In the following years, Brian would come to my museum numerous times for book signings... and I would return the favor by following him around the country, helping him in his airshow booth. During that time, Brian flew with BOTH the Air Force Thunderbirds and the Navy's Blue Angels, in order to produce anniversary books on their teams.... the only author/photographer ever to earn that privilege.

And later, after the mysterious but retired SR-71 was somewhat declassified, he wrote a 4th book with his RSO, Walter, detailing their missions over Libya for President Reagan... and "giving away some secrets" about the Blackbird.
Also during this period, Brian grew some roots. "I'm opening up a gallery next year, to display my photographs. But I don't want to be tied to it... I still need to spend my days hiking and doing my nature photography. I'm probably going to hire someone to run it for me. Someone I can trust. Someone who knows photography, my story, the SR, my books... and knows how to run a business by themselves. Someone like YOU."
OK, so I'd never be cut out to be Batman's partner Robin. But I could definitely be Alfred the Butler... running things from the background. So, goodbye San Diego. Hello Marysville. 

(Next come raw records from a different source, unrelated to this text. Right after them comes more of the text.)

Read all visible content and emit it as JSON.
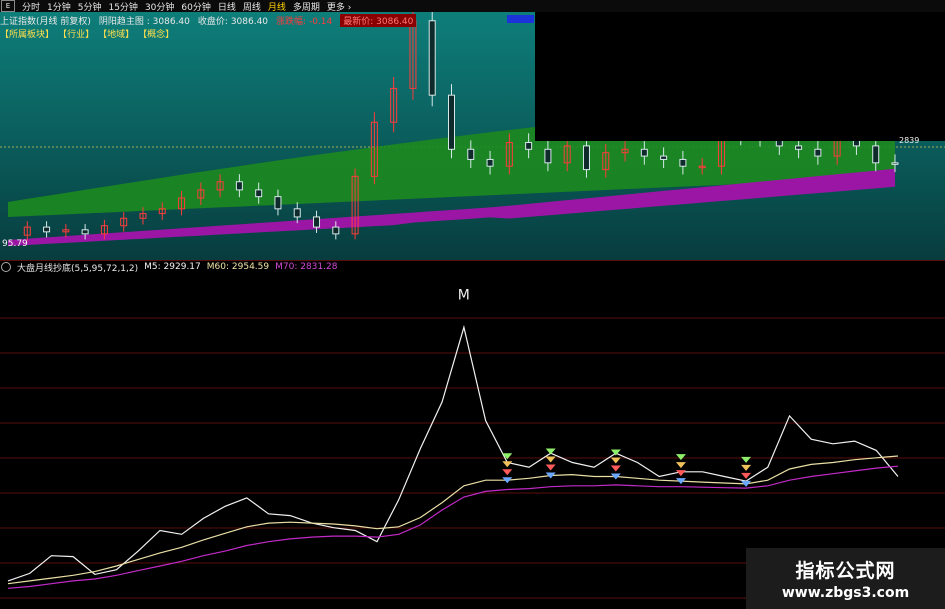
{
  "toolbar": {
    "first": "E",
    "items": [
      "分时",
      "1分钟",
      "5分钟",
      "15分钟",
      "30分钟",
      "60分钟",
      "日线",
      "周线",
      "月线",
      "多周期",
      "更多"
    ],
    "active": "月线"
  },
  "header": {
    "title": "上证指数(月线 前复权)",
    "main_chart_label": "阴阳趋主图",
    "main_chart_value": "3086.40",
    "close_label": "收盘价",
    "close_value": "3086.40",
    "change_label": "涨跌幅",
    "change_value": "-0.14",
    "extra_label": "最新价",
    "extra_value": "3086.40"
  },
  "sectors": [
    "所属板块",
    "行业",
    "地域",
    "概念"
  ],
  "price_labels": {
    "low": "95.79",
    "right": "2839"
  },
  "indicator": {
    "name": "大盘月线抄底(5,5,95,72,1,2)",
    "m5_label": "M5",
    "m5_value": "2929.17",
    "m60_label": "M60",
    "m60_value": "2954.59",
    "m70_label": "M70",
    "m70_value": "2831.28",
    "peak_marker": "M"
  },
  "watermark": {
    "title": "指标公式网",
    "url": "www.zbgs3.com"
  },
  "colors": {
    "up": "#ff3b3b",
    "down": "#0e2a2a",
    "band_green": "#1d8a1f",
    "band_purple": "#9c16a6",
    "m5": "#f2f2f2",
    "m60": "#e9dfa5",
    "m70": "#c22ac8",
    "grid_red": "#5a0d0d"
  },
  "chart_data": [
    {
      "type": "line",
      "title": "上证指数(月线 前复权)",
      "series": [
        {
          "name": "收盘价",
          "values": [
            2030,
            2150,
            2080,
            2110,
            2050,
            2170,
            2280,
            2350,
            2420,
            2580,
            2700,
            2820,
            2700,
            2600,
            2420,
            2300,
            2150,
            2050,
            2900,
            3700,
            4200,
            5200,
            4100,
            3300,
            3150,
            3050,
            3400,
            3300,
            3100,
            3350,
            3000,
            3250,
            3300,
            3200,
            3150,
            3050,
            3050,
            3700,
            3500,
            3480,
            3350,
            3300,
            3200,
            3450,
            3350,
            3100,
            3086
          ]
        }
      ]
    },
    {
      "type": "line",
      "title": "大盘月线抄底(5,5,95,72,1,2)",
      "series": [
        {
          "name": "M5",
          "values": [
            1980,
            2060,
            2250,
            2240,
            2050,
            2100,
            2300,
            2520,
            2480,
            2650,
            2780,
            2870,
            2700,
            2680,
            2600,
            2550,
            2520,
            2400,
            2850,
            3400,
            3900,
            4700,
            3700,
            3250,
            3200,
            3350,
            3250,
            3200,
            3350,
            3250,
            3100,
            3150,
            3150,
            3100,
            3050,
            3200,
            3750,
            3500,
            3450,
            3480,
            3380,
            3100
          ]
        },
        {
          "name": "M60",
          "values": [
            1950,
            1980,
            2010,
            2040,
            2080,
            2140,
            2210,
            2280,
            2340,
            2420,
            2490,
            2560,
            2600,
            2610,
            2600,
            2590,
            2570,
            2540,
            2560,
            2660,
            2820,
            3000,
            3060,
            3060,
            3080,
            3110,
            3120,
            3100,
            3100,
            3080,
            3060,
            3050,
            3040,
            3030,
            3020,
            3060,
            3180,
            3230,
            3250,
            3280,
            3300,
            3320
          ]
        },
        {
          "name": "M70",
          "values": [
            1900,
            1920,
            1950,
            1980,
            2000,
            2040,
            2090,
            2140,
            2190,
            2250,
            2300,
            2360,
            2400,
            2430,
            2450,
            2460,
            2460,
            2450,
            2480,
            2580,
            2740,
            2880,
            2940,
            2960,
            2970,
            2990,
            3000,
            3000,
            3010,
            3000,
            2990,
            2990,
            2985,
            2980,
            2975,
            3000,
            3060,
            3100,
            3130,
            3160,
            3190,
            3210
          ]
        }
      ]
    }
  ]
}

Cory and Brian - Nellis Air Force Base 2017
I must now bookend our 30+ year friendship between that story of my first look at the Sled Driver... and my last fleeting glimpse of him... on his way out the door to give his inspirational talk to a veteran's support group in Reno last month.  
I swear I saw him tucking in something red under his shirt...
There will be a public gathering of friends and family for a Celebration of Life for Brian,  Friday, June 30th, from 4-6PM,  At the Brick coffee house, 316 D Street, Marysville, CA.  All are welcome,  and encouraged to wear the "Red, White and Blue" that Brian loved wearing during his presentations.
Cory Crowell - Aviation Historian and former Curator with 34 years museum experience, and longtime friend of the Sled Driver. 


Leave a comment